BEGIN Material shown
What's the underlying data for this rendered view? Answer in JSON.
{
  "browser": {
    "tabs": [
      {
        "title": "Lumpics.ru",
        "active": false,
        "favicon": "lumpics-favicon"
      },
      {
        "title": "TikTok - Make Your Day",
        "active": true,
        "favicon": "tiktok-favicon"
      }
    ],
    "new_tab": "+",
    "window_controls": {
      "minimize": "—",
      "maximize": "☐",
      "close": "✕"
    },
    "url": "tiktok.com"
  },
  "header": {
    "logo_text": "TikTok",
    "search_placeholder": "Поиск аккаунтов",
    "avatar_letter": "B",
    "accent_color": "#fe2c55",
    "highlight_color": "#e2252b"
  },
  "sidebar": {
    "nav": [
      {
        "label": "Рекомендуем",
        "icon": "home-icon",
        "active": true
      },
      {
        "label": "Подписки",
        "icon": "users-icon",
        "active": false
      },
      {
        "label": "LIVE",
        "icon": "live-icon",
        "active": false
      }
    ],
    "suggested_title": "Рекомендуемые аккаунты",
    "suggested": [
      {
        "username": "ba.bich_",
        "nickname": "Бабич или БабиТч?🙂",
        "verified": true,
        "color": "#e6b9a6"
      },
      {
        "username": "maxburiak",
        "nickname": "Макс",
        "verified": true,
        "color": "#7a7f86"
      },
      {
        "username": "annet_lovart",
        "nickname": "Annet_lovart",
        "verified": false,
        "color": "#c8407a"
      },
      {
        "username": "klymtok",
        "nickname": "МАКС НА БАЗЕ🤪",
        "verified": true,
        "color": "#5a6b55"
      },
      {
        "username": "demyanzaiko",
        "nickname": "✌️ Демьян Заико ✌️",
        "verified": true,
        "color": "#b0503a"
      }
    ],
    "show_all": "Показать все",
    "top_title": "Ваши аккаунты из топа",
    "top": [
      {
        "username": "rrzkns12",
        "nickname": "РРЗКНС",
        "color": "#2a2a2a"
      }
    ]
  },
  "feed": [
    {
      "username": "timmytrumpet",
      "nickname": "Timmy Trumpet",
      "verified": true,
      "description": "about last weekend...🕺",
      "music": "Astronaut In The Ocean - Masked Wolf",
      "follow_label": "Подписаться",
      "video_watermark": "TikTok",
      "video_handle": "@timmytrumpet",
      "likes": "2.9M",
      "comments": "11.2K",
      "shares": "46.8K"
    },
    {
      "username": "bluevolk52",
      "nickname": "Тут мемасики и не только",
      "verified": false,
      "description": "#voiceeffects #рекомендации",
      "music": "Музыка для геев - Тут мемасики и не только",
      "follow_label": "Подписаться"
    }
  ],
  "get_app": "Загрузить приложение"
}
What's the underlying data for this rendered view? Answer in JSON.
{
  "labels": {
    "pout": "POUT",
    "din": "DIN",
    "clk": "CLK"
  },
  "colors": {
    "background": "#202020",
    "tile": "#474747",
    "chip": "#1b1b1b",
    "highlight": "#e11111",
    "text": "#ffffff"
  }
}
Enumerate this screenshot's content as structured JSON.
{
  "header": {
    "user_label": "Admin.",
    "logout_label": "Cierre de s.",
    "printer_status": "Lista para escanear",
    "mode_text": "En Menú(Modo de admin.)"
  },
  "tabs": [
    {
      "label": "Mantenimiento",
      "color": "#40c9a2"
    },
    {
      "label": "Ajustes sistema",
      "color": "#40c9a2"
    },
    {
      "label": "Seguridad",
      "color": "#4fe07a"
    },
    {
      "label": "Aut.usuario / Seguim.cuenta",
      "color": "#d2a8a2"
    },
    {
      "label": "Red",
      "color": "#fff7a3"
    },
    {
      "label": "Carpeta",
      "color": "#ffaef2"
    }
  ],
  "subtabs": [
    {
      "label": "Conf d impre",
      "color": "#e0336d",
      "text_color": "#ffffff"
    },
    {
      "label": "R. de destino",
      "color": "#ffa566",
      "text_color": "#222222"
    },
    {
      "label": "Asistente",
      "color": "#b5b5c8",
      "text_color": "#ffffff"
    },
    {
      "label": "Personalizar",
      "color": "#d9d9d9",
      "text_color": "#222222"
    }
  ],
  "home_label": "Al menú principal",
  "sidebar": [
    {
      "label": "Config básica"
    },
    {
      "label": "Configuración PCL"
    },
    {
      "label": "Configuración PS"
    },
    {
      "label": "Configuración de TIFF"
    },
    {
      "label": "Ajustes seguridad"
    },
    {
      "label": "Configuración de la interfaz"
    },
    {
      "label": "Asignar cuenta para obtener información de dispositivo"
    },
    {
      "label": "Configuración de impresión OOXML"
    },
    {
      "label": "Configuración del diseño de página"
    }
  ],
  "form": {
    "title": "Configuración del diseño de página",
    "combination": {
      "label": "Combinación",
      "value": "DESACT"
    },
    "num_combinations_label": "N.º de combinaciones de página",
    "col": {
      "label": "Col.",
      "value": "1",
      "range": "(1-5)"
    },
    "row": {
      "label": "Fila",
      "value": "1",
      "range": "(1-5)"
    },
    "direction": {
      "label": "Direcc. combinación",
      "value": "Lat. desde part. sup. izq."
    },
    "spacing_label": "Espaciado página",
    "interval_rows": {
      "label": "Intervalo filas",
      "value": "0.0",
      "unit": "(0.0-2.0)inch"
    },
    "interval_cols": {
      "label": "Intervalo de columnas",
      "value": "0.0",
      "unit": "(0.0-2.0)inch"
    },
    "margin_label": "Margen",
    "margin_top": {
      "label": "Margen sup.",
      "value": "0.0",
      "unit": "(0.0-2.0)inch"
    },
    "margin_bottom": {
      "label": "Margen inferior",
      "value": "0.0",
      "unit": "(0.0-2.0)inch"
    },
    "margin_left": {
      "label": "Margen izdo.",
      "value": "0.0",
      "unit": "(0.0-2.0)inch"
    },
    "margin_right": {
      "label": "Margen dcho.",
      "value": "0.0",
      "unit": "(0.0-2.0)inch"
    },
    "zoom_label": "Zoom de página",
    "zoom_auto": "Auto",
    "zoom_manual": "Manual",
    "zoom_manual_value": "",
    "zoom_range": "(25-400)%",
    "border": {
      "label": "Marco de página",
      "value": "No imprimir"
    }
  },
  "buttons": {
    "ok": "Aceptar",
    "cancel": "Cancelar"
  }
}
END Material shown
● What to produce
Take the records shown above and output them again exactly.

● Completed exercise
What's the underlying data for this rendered view? Answer in JSON.
{
  "browser": {
    "tabs": [
      {
        "title": "Lumpics.ru",
        "active": false,
        "favicon": "lumpics-favicon"
      },
      {
        "title": "TikTok - Make Your Day",
        "active": true,
        "favicon": "tiktok-favicon"
      }
    ],
    "new_tab": "+",
    "window_controls": {
      "minimize": "—",
      "maximize": "☐",
      "close": "✕"
    },
    "url": "tiktok.com"
  },
  "header": {
    "logo_text": "TikTok",
    "search_placeholder": "Поиск аккаунтов",
    "avatar_letter": "B",
    "accent_color": "#fe2c55",
    "highlight_color": "#e2252b"
  },
  "sidebar": {
    "nav": [
      {
        "label": "Рекомендуем",
        "icon": "home-icon",
        "active": true
      },
      {
        "label": "Подписки",
        "icon": "users-icon",
        "active": false
      },
      {
        "label": "LIVE",
        "icon": "live-icon",
        "active": false
      }
    ],
    "suggested_title": "Рекомендуемые аккаунты",
    "suggested": [
      {
        "username": "ba.bich_",
        "nickname": "Бабич или БабиТч?🙂",
        "verified": true,
        "color": "#e6b9a6"
      },
      {
        "username": "maxburiak",
        "nickname": "Макс",
        "verified": true,
        "color": "#7a7f86"
      },
      {
        "username": "annet_lovart",
        "nickname": "Annet_lovart",
        "verified": false,
        "color": "#c8407a"
      },
      {
        "username": "klymtok",
        "nickname": "МАКС НА БАЗЕ🤪",
        "verified": true,
        "color": "#5a6b55"
      },
      {
        "username": "demyanzaiko",
        "nickname": "✌️ Демьян Заико ✌️",
        "verified": true,
        "color": "#b0503a"
      }
    ],
    "show_all": "Показать все",
    "top_title": "Ваши аккаунты из топа",
    "top": [
      {
        "username": "rrzkns12",
        "nickname": "РРЗКНС",
        "color": "#2a2a2a"
      }
    ]
  },
  "feed": [
    {
      "username": "timmytrumpet",
      "nickname": "Timmy Trumpet",
      "verified": true,
      "description": "about last weekend...🕺",
      "music": "Astronaut In The Ocean - Masked Wolf",
      "follow_label": "Подписаться",
      "video_watermark": "TikTok",
      "video_handle": "@timmytrumpet",
      "likes": "2.9M",
      "comments": "11.2K",
      "shares": "46.8K"
    },
    {
      "username": "bluevolk52",
      "nickname": "Тут мемасики и не только",
      "verified": false,
      "description": "#voiceeffects #рекомендации",
      "music": "Музыка для геев - Тут мемасики и не только",
      "follow_label": "Подписаться"
    }
  ],
  "get_app": "Загрузить приложение"
}
What's the underlying data for this rendered view? Answer in JSON.
{
  "labels": {
    "pout": "POUT",
    "din": "DIN",
    "clk": "CLK"
  },
  "colors": {
    "background": "#202020",
    "tile": "#474747",
    "chip": "#1b1b1b",
    "highlight": "#e11111",
    "text": "#ffffff"
  }
}
Enumerate this screenshot's content as structured JSON.
{
  "header": {
    "user_label": "Admin.",
    "logout_label": "Cierre de s.",
    "printer_status": "Lista para escanear",
    "mode_text": "En Menú(Modo de admin.)"
  },
  "tabs": [
    {
      "label": "Mantenimiento",
      "color": "#40c9a2"
    },
    {
      "label": "Ajustes sistema",
      "color": "#40c9a2"
    },
    {
      "label": "Seguridad",
      "color": "#4fe07a"
    },
    {
      "label": "Aut.usuario / Seguim.cuenta",
      "color": "#d2a8a2"
    },
    {
      "label": "Red",
      "color": "#fff7a3"
    },
    {
      "label": "Carpeta",
      "color": "#ffaef2"
    }
  ],
  "subtabs": [
    {
      "label": "Conf d impre",
      "color": "#e0336d",
      "text_color": "#ffffff"
    },
    {
      "label": "R. de destino",
      "color": "#ffa566",
      "text_color": "#222222"
    },
    {
      "label": "Asistente",
      "color": "#b5b5c8",
      "text_color": "#ffffff"
    },
    {
      "label": "Personalizar",
      "color": "#d9d9d9",
      "text_color": "#222222"
    }
  ],
  "home_label": "Al menú principal",
  "sidebar": [
    {
      "label": "Config básica"
    },
    {
      "label": "Configuración PCL"
    },
    {
      "label": "Configuración PS"
    },
    {
      "label": "Configuración de TIFF"
    },
    {
      "label": "Ajustes seguridad"
    },
    {
      "label": "Configuración de la interfaz"
    },
    {
      "label": "Asignar cuenta para obtener información de dispositivo"
    },
    {
      "label": "Configuración de impresión OOXML"
    },
    {
      "label": "Configuración del diseño de página"
    }
  ],
  "form": {
    "title": "Configuración del diseño de página",
    "combination": {
      "label": "Combinación",
      "value": "DESACT"
    },
    "num_combinations_label": "N.º de combinaciones de página",
    "col": {
      "label": "Col.",
      "value": "1",
      "range": "(1-5)"
    },
    "row": {
      "label": "Fila",
      "value": "1",
      "range": "(1-5)"
    },
    "direction": {
      "label": "Direcc. combinación",
      "value": "Lat. desde part. sup. izq."
    },
    "spacing_label": "Espaciado página",
    "interval_rows": {
      "label": "Intervalo filas",
      "value": "0.0",
      "unit": "(0.0-2.0)inch"
    },
    "interval_cols": {
      "label": "Intervalo de columnas",
      "value": "0.0",
      "unit": "(0.0-2.0)inch"
    },
    "margin_label": "Margen",
    "margin_top": {
      "label": "Margen sup.",
      "value": "0.0",
      "unit": "(0.0-2.0)inch"
    },
    "margin_bottom": {
      "label": "Margen inferior",
      "value": "0.0",
      "unit": "(0.0-2.0)inch"
    },
    "margin_left": {
      "label": "Margen izdo.",
      "value": "0.0",
      "unit": "(0.0-2.0)inch"
    },
    "margin_right": {
      "label": "Margen dcho.",
      "value": "0.0",
      "unit": "(0.0-2.0)inch"
    },
    "zoom_label": "Zoom de página",
    "zoom_auto": "Auto",
    "zoom_manual": "Manual",
    "zoom_manual_value": "",
    "zoom_range": "(25-400)%",
    "border": {
      "label": "Marco de página",
      "value": "No imprimir"
    }
  },
  "buttons": {
    "ok": "Aceptar",
    "cancel": "Cancelar"
  }
}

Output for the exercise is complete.